Some of the best:

Abelia 'Pinky Bells'. Abelias, once quite dull plants, have come a long way! This is a fairly new plant, with some of the largest flowers on any abelia. In my experience, it starts blooming in the fall, making it most unusual, and it covers itself in bells. Full sun to part shade, it has red new growth. It is a zone 6 plant, so it will need protection in a cold winter, but if you want a plant that blooms from mid-summer to fall, and is deer resistant, this is the plant you want! It has been in garden centers for a couple of years, and can be ordered on line from various sources. The mature size is only about two feet high, and I can attest that it is great in a pot, growing into a beautiful mound.

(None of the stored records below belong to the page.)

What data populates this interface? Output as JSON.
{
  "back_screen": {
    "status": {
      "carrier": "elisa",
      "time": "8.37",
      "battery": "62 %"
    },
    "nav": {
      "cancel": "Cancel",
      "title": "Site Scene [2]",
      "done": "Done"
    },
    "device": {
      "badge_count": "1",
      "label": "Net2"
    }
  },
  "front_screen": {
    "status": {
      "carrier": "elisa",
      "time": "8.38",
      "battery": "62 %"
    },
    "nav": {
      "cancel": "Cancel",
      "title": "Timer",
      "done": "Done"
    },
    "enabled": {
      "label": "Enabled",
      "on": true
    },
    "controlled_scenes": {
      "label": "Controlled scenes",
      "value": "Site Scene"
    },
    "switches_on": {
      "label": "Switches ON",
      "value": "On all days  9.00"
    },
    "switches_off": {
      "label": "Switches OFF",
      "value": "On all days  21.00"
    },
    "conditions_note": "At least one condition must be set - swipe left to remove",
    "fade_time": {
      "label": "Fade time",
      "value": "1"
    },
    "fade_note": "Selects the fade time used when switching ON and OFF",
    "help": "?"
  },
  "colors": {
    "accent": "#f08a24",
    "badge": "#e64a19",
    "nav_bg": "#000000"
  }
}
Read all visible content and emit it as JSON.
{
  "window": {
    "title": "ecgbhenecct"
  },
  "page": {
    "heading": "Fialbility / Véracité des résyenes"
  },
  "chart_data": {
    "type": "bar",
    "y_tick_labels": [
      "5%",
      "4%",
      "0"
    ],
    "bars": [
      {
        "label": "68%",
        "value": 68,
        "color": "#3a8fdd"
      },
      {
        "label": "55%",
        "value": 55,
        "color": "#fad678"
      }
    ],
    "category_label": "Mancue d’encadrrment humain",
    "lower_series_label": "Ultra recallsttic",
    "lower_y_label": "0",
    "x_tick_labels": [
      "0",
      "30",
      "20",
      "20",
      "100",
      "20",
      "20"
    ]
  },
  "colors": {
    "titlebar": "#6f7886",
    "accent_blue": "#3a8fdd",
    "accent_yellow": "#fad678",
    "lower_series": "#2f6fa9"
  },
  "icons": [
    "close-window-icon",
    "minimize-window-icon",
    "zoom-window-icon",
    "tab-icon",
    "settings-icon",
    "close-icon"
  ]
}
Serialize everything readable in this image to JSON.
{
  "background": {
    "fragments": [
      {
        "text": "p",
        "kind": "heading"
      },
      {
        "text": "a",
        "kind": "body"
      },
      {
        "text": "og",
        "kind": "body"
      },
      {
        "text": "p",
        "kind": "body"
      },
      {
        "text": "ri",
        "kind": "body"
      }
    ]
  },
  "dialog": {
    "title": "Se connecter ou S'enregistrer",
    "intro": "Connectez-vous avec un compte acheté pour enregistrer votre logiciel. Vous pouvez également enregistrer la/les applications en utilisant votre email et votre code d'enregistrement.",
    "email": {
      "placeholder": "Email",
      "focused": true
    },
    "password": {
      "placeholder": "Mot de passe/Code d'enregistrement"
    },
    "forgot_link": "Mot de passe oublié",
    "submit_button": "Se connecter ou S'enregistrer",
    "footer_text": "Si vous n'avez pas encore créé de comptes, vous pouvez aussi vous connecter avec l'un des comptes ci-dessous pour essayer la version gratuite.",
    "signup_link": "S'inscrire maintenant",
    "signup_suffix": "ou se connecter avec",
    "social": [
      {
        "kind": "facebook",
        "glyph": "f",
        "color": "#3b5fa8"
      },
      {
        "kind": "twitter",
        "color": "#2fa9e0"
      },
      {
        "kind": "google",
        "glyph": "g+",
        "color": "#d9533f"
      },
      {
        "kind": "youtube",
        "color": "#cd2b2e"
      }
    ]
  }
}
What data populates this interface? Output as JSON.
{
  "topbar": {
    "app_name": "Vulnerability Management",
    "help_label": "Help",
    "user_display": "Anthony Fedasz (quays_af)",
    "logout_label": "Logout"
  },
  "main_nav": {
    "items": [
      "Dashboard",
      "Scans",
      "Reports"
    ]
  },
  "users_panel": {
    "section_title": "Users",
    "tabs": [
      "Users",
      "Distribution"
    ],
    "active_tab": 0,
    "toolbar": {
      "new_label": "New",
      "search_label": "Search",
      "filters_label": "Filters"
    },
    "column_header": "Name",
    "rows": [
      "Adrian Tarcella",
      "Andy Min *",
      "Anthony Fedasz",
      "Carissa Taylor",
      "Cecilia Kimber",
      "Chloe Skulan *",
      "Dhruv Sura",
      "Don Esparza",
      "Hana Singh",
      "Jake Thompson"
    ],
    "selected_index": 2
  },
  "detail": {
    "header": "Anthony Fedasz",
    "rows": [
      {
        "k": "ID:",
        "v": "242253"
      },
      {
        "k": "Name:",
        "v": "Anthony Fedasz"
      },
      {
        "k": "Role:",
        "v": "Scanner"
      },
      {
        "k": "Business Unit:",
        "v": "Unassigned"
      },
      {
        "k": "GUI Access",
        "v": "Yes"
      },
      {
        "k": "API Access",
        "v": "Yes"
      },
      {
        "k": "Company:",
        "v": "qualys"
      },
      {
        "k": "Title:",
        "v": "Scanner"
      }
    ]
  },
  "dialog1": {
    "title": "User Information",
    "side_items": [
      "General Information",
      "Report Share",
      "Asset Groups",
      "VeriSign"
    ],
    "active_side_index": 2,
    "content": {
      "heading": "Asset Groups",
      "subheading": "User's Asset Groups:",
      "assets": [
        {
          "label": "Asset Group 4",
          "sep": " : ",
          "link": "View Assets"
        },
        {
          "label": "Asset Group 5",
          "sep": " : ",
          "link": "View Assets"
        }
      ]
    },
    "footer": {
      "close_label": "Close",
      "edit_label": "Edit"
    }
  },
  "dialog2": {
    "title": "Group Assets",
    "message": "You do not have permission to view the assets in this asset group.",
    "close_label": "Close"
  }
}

Clethra alnifolia 'Caleb' Vanilla Spice. This is a newer form of summer sweet, a native shrub, with exceptionally fragrant flowers that are 50% larger than the standard clethra, and it blooms in late summer. Very few shrubs do that. The foliage is deep green, and it is another with gold fall color. This one flourishes in full but also in quite a bit of shade. An excellent all round performer. This is the largest of my recommendations, because while half the size of the species, it is still 3 to 6 feet tall but has the bonus of flowers twice the size of the species, at 10 to 12 inches long. This one does prefer acid soil.

Comanthospace japonica 'Golden Angel' is a non-aggressive Japanese mint relative, sometimes referred to as Japanese Shrub Mint. It jumps out of the shade with golden leaves and white bottlebrush flowers, the latter appearing in summer and fall. Completely winter hardy in zone 5a, I find that it does like moisture, but it really shines in the shade bed, but can take sun as well. It completely lights up the shade garden, and is readily available by mail order. Three feet tall by three feet wide, it is a beautiful companion for hostas or shade loving hydrangeas.

Deutzia gracilis 'Duncan' Chardonnay Pearls. This is a plant from a few years back (it was on Garden Design’s "Way Hot 100" list in 2006, but not often seen in yards despite its east of culture and multiple seasons of interest. It produces tiny buds in April, followed by gorgeous fluffy white flowers in June, and then it displays stunning lime yellow fall color. And size? Here it is under a pink PJM rhododendron. The perfect small plant. The one in the picture is a mature plant. Completely hardy in zone 5a.

You are probably familiar with Fothergilla gardenii, but it’s such a great plant that I must include it. It is a shrub that can take full sun to full shade, although fall color is more vibrant with some sun. The height and width is 2-3 feet, with similar width, and it is a slowly suckering plant with fragrant bottlebrush flowers in spring and dazzling red, orange and yellow color in the fall. I found that the plant responds well to a bit of acidification, but after that requires little to no care.

The PJM rhododendron is a wonderful plant for cold climate growers. Evergreen, it blooms in very early spring with magenta pink flowers. There is one in my yard that is 30 plus years old, and the previous owners did nothing but prune it. Despite the fact that it is commonly believed to be a part shade plant, mine is on the south side of my property, being used as a foundation plant in full sun. Mild acidification and a little water just make the plant more spectacular. The only problem is the size. A height and spread of three to seven feet is too much for many yards, although it is amenable to pruning. But that problem has been solved with the development of ‘Checkmate’ which resembles it but is only three feet in height. Like PJM, it blooms in early spring with magenta pink flowers. It has small leaves that, like its big sister, are an attractive olive green and copper colored in the winter.

Lastly, I must sing the praises of the oakleaf hydrangea. Spring flowers, fall color and exfoliating bark; who could ask for more? And now there are multiple small varieties. I own Hydrangea quercifolia 'Pee Wee' and 'Sykes Dwarf'. The United States National Arboretum, in 2011, introduced 'Ruby Slippers', a cross between 'Snow Queen' and 'Pee Wee'. It is thusly names because the flowers start as a creamy white, turn to pale pink and then deepen to rose. It is three feet high and about five feet wide, with 9 inch upright flowers. Also introduced in that year was ‘Munchkin’, which grows three feet high and four feet wide, with white flowers aging to pink. The only caveat for this plant is that, in zone 5, it should be wrapped in burlap to avoid the loss of the flowers in the spring.

With these shrubs you will have color in your garden from early spring through fall.